If you are looking for increased savings options, find out if your existing plan allows additional after-tax 401(k) contributions. In 2021, some after-tax 401(k)s have a total plan maximum of $58,000, including traditional contributions, employer contributions, and after-tax contributions. As is true for traditional 401(k)s, these limits may be higher ($64,500) if you are age 50 or older.
Be aware that after-tax contributions may not in some cases be tax-deductible. The contributions grow tax-deferred, meaning the earnings will be taxed as income when you withdraw them. (This differs from Roth 401(k) contributions in which the entirety of the account balance grows tax-free.)

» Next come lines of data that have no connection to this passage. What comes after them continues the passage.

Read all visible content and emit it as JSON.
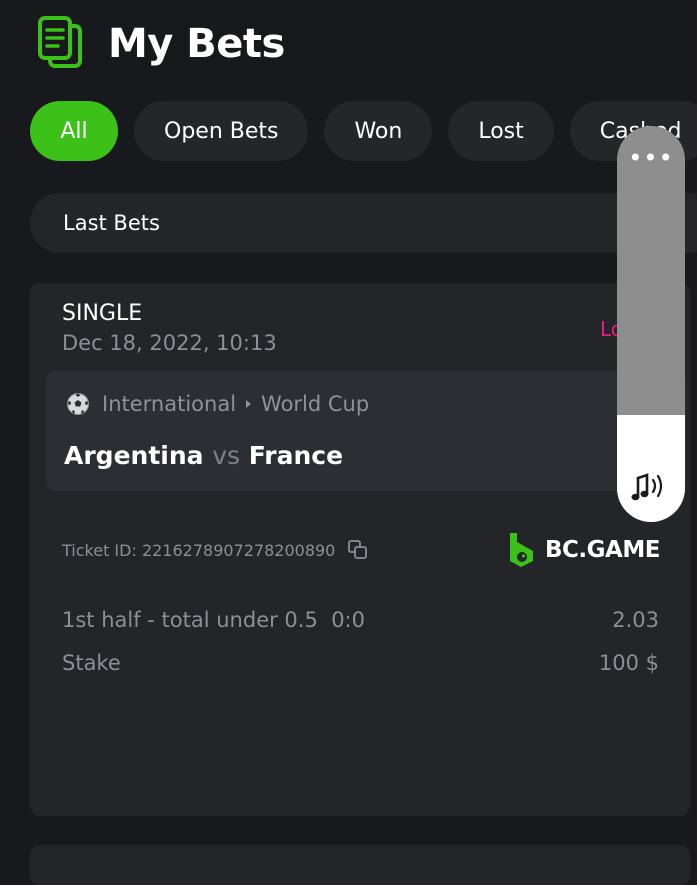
{
  "header": {
    "title": "My Bets",
    "icon": "document-icon"
  },
  "filters": [
    {
      "label": "All",
      "active": true
    },
    {
      "label": "Open Bets",
      "active": false
    },
    {
      "label": "Won",
      "active": false
    },
    {
      "label": "Lost",
      "active": false
    },
    {
      "label": "Cashed",
      "active": false
    }
  ],
  "last_bets": {
    "label": "Last Bets"
  },
  "bet": {
    "type": "SINGLE",
    "date": "Dec 18, 2022, 10:13",
    "status": "Lost",
    "league": {
      "region": "International",
      "competition": "World Cup"
    },
    "team_home": "Argentina",
    "vs": "vs",
    "team_away": "France",
    "ticket": "Ticket ID: 2216278907278200890",
    "brand": "BC.GAME",
    "market": "1st half - total under 0.5",
    "score": "0:0",
    "odds": "2.03",
    "stake_label": "Stake",
    "stake_value": "100 $"
  },
  "volume_overlay": {
    "more": "•••",
    "level": 0.27,
    "icon": "music-speaker-icon"
  },
  "colors": {
    "accent": "#3bc117",
    "lost": "#ed1b81",
    "background": "#18191c",
    "card": "#232529"
  }
}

Benefits of after-tax contributions: After-tax 401(k) accounts are beneficial for high-income earners looking to put away extra funds in a tax-advantaged investment account. Your contributions may grow tax-deferred, and the compound value of those tax savings, over time, may be able to provide a sizable boost to your retirement account.
In-plan Roth rollovers: If your 401(k) plan allows you to move your after-tax money, you may be able to boost your tax advantages with an in-plan Roth rollover. Referred to by some as the “mega backdoor Roth,” this strategy may allow you to get funds into a Roth IRA regardless of your income.
Per the IRS, once your income exceeds a certain limit, you can no longer contribute directly to a Roth IRA. However, you may be able to make after-tax contributions to a 401(k) first and then roll those into a Roth IRA. The sooner you make the rollover, the more years you get of tax-free earnings. (Always check with your CPA and financial advisor).
Note, however, that in-plan Roth rollovers may be subject to required minimum distribution rules when you retire unless you move the in-plan Roth funds to a regular Roth IRA outside your retirement plan after you leave your employer but before you turn 70 ½. If you don’t already have a Roth IRA account outside your retirement plan at that time, you may be subject to a five-year holding period. (Again, always confer with your CPA and financial advisor).